Jerry Garcia, PA-C, medical director and Raymond Wohl, business manager.

Jerry Garcia, PA-C, medical director and Raymond Wohl, business manager. Photo courtesy of Chicago Male Clinic.

The psychological impact of erectile dysfunction (ED) on men and their partners can be rather significant. Too often, medications can appear to be a simple solution, yet a holistic approach offers much better outcomes. 

While ED is one of the most common male sexual health disorders, most men are embarrassed or feel ashamed and don’t seek help.

An article titled “Psychological Consequences of Erectile Dysfunction,” published in the November/December 2021 edition of Trends, states, “The Sexual Advice Association estimates that half of men aged between 40 and 79 years will have experienced ED to some degree” and that “ED can have a devastating psychological impact on both the man and his partner.”

The authors note that psychological factors “can lead to men withdrawing intimacy at a time when the relationship is often at its most vulnerable and leave the partner feeling unwanted and unloved.”

The article outlines a variety of psychotherapeutic treatments, including psychosexual therapy, which involves “revising the patient’s (and their partner’s) perspective and expectation around sex.” The prescribed treatment plan redefines preconceived ideas of what constitutes “normal sex” and instead emphasizes and encourages the other key pillars of a relationship.

The article notes the traditional approach to treating ED include pharmaceuticals, vacuum erection devices, injections and penile surgical implants. The authors acknowledge that 35 percent of men fail to respond to ED pills.

More natural and holistic approaches to men’s sexual health have longer lasting results and don’t have side effects. 

The article states that “lifestyle advice should be given to everyone.” This includes maintaining a healthy weight, stopping/reducing smoking and alcohol, and more regular exercise.

In conclusion the authors say, “More open and frank discussions about sexual health, in relationships and in society as a whole, are required to lessen the stigma that pervades ED.” 
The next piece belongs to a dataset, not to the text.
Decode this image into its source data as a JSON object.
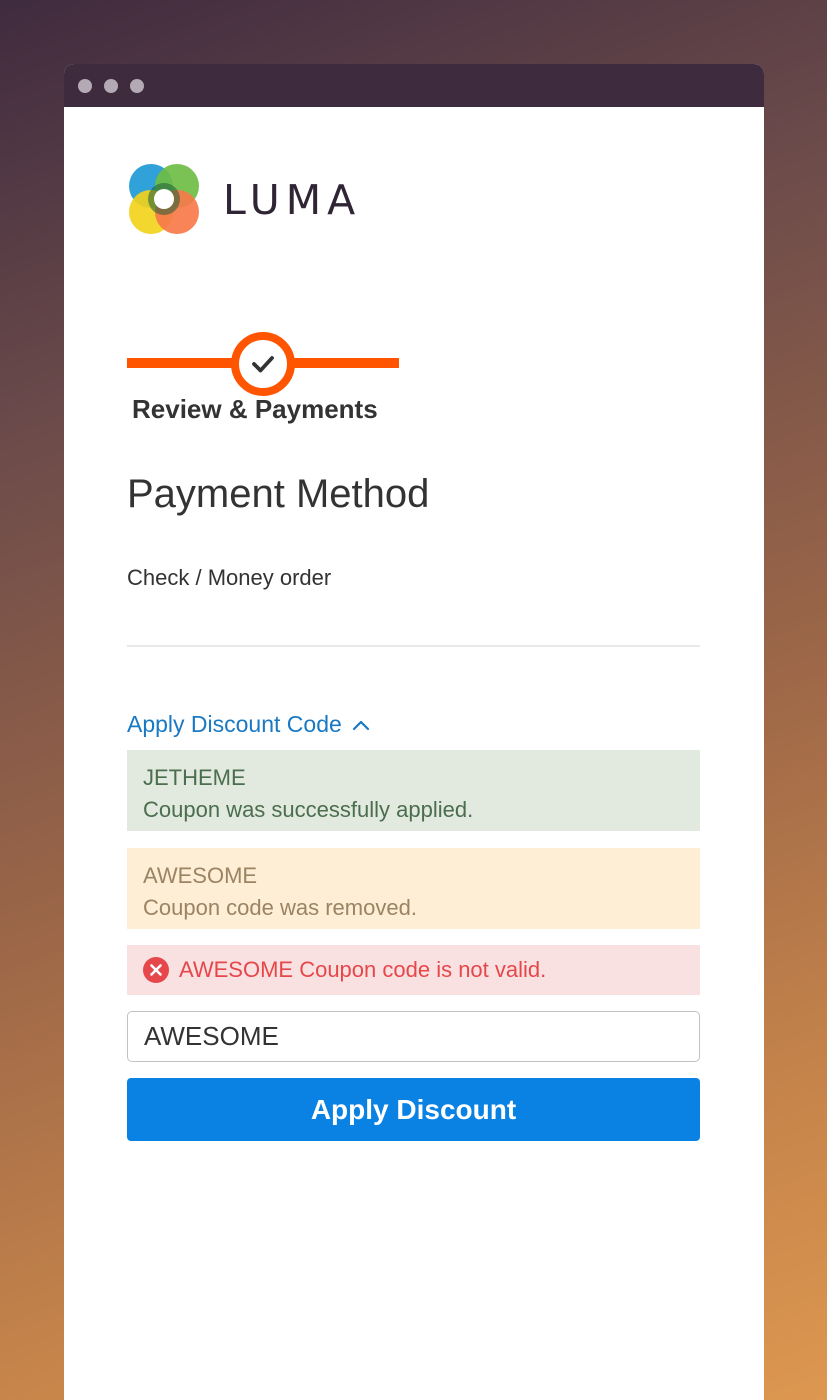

Chicago Male Clinic is an integrated healing center focused on treating the whole person and specializes in men’s sexual health. The clinic provides a nonpharmaceutical, noninvasive approach for men’s sexual health.

Jerry Garcia is the medical director and Raymond Wohl is the business manager and patient care coordinator of Chicago Male Clinic, located at 4801 W. Peterson Ave. Ste., 506, Chicago. For more information or to make an appointment, call 773-414-9900 or visit